Read about the many ways you can prevent pollution at home and school.

What is DEEP doing?

  {DEEP Green Team logo}

The DEEP is "greening" our agency operations at our headquarters at 79 Elm Street in Hartford. We are reducing paper usage through defaulting copiers to double-sided copying and we purchase environmentally preferable products like less-toxic cleaners.

In addition, DEEP promotes alternatives to commuting alone by car through our employee website and by holding regular commuter fairs. Employees are also encouraged to use the State's hybrid vehicles for travel to meetings and field operations. 

Since 1997 staff at DEEP headquarters has been recycling food waste. The finished compost is used at DEEP properties. We also recycle a long list of materials beyond the mandatory items such as Tyvek envelopes, printer cartridges, computer disks and DVD cases. DEEP received an Energy Star award in 2004 for energy conservation and efficiency at our 79 Elm Street building. 

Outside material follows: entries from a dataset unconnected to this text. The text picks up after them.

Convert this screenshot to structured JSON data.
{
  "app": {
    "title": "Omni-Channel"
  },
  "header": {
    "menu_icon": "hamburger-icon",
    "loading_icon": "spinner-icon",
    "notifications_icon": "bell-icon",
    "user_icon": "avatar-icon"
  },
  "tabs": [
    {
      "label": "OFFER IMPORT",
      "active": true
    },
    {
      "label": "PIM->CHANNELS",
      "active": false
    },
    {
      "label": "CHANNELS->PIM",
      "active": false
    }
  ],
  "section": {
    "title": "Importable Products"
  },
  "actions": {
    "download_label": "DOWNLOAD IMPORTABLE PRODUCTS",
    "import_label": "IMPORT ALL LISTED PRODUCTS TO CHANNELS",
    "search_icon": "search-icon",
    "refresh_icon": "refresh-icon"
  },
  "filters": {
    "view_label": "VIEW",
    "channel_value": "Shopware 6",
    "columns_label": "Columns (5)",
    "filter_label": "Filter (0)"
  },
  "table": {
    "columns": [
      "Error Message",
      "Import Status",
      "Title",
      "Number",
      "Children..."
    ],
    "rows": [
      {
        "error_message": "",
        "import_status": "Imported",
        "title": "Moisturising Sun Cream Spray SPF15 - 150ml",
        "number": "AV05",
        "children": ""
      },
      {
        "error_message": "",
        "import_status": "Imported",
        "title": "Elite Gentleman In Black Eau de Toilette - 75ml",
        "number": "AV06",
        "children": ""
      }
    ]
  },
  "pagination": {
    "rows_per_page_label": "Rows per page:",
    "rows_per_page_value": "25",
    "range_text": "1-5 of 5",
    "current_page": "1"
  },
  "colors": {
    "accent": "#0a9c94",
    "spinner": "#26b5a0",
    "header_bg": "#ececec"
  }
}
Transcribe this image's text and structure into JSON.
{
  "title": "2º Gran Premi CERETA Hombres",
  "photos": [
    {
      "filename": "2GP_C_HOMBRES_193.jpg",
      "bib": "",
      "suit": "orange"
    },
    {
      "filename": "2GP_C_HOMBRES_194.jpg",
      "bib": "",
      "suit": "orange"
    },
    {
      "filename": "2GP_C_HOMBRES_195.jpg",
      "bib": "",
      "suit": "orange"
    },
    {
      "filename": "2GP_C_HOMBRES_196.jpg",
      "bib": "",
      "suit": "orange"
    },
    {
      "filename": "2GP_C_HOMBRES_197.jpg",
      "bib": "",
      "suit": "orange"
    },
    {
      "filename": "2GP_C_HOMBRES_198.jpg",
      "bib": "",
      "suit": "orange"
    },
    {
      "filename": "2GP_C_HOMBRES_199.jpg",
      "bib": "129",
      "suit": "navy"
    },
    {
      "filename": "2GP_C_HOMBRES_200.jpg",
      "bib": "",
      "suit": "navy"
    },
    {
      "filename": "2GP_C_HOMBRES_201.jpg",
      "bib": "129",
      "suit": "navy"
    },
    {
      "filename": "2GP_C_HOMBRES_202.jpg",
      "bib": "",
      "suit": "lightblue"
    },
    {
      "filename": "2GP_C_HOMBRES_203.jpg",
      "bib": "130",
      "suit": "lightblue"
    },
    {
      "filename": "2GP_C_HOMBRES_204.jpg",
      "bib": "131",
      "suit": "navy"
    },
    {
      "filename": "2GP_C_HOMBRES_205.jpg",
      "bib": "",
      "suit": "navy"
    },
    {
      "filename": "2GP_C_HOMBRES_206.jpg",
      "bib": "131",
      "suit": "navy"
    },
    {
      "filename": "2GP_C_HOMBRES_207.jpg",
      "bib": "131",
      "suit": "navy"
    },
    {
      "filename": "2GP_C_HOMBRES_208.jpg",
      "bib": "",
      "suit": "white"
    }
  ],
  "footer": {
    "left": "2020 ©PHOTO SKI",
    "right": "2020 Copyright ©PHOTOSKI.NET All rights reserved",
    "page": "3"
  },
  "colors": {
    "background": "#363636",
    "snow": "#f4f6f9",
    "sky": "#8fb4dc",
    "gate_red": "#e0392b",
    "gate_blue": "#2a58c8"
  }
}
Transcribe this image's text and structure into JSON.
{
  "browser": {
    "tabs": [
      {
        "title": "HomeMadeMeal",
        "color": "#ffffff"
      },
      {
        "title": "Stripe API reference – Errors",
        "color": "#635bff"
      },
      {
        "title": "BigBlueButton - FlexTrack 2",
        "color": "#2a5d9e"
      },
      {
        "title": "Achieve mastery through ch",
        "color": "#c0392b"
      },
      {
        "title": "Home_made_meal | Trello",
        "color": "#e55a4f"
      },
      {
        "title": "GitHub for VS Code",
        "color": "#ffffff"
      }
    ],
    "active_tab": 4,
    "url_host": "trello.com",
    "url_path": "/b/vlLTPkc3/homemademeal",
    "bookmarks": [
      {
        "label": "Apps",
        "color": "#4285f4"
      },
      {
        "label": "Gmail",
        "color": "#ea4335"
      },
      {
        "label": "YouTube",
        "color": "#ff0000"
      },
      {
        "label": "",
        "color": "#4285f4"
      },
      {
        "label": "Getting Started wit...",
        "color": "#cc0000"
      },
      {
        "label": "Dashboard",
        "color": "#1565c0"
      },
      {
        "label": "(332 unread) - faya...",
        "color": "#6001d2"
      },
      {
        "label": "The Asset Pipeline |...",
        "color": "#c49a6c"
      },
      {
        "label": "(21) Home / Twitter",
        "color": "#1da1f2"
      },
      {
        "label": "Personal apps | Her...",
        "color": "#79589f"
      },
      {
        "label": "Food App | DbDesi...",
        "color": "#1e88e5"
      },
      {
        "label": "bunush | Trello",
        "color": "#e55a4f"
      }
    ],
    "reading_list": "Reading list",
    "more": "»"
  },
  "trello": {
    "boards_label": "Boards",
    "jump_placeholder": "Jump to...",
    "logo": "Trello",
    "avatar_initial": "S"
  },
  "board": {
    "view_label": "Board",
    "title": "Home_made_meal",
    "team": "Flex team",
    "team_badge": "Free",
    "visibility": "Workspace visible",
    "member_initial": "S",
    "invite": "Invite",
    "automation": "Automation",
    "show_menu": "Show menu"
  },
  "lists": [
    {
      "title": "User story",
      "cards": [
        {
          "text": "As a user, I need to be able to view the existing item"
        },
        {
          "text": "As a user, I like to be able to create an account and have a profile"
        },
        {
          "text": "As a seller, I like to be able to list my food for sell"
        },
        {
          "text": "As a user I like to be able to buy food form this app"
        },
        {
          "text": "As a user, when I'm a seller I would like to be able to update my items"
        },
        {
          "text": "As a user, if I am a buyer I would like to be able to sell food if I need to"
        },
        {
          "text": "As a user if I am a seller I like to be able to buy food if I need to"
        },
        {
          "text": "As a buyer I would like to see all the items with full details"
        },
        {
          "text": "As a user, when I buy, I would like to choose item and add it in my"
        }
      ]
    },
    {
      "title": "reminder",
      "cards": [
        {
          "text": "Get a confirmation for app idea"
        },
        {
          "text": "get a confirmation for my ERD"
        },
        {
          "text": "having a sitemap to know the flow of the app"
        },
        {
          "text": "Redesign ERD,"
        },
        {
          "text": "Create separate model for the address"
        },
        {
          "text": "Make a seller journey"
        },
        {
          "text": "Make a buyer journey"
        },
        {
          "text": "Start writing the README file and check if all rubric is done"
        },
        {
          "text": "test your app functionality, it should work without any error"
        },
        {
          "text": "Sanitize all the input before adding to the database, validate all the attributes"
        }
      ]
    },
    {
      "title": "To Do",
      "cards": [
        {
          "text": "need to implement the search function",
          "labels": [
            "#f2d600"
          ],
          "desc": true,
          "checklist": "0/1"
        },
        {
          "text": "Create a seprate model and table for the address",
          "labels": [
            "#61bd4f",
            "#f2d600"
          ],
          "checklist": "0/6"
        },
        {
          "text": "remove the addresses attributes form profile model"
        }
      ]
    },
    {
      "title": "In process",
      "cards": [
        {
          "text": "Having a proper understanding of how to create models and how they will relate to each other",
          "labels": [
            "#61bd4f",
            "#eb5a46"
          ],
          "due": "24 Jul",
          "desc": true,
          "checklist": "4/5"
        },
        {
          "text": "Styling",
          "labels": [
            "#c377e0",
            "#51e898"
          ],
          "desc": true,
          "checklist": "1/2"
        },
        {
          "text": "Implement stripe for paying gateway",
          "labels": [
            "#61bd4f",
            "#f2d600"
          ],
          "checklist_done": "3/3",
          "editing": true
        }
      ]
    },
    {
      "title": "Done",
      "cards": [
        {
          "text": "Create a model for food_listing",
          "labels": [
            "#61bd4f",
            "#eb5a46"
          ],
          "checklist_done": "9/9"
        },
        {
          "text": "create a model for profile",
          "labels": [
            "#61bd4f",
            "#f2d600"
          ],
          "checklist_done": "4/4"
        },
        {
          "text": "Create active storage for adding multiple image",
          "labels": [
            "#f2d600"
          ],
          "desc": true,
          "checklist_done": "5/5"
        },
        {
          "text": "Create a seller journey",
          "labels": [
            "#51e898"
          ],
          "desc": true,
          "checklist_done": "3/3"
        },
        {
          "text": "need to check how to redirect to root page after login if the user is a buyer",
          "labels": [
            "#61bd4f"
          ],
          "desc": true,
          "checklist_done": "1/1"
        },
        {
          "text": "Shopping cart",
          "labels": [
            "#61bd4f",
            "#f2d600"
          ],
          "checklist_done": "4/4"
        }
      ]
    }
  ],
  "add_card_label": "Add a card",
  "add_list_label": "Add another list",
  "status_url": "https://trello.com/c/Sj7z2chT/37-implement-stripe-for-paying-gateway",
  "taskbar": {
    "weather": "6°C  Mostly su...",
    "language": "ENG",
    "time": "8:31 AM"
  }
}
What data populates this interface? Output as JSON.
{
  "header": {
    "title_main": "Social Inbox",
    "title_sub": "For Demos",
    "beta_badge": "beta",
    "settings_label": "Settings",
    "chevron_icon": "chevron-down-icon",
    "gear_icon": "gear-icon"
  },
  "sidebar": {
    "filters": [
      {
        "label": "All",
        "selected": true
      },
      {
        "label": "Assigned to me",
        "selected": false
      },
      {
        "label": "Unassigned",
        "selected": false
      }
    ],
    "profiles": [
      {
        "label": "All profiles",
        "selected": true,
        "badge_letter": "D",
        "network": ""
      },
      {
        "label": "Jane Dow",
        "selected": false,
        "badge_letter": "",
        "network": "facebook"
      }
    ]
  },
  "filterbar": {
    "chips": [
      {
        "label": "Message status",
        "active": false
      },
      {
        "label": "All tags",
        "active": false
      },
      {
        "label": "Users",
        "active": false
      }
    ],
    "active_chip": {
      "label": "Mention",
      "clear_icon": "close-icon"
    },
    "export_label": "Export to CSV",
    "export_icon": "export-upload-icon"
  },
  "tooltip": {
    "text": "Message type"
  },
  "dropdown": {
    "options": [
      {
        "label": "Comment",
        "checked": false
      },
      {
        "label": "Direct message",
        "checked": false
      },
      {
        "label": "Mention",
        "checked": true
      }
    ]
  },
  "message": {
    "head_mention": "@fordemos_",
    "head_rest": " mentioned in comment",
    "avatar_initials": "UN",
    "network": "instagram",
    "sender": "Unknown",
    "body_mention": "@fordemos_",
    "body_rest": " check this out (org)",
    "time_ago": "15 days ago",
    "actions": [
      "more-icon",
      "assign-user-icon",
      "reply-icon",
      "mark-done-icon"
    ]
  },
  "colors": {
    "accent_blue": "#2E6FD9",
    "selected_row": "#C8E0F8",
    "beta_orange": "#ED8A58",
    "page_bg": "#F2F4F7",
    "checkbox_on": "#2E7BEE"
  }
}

For more information on our "greening" initiatives and how you can form your own green team at work, please contact Mary Sherwin or Connie Mendolia.

Content Last Updated February 2016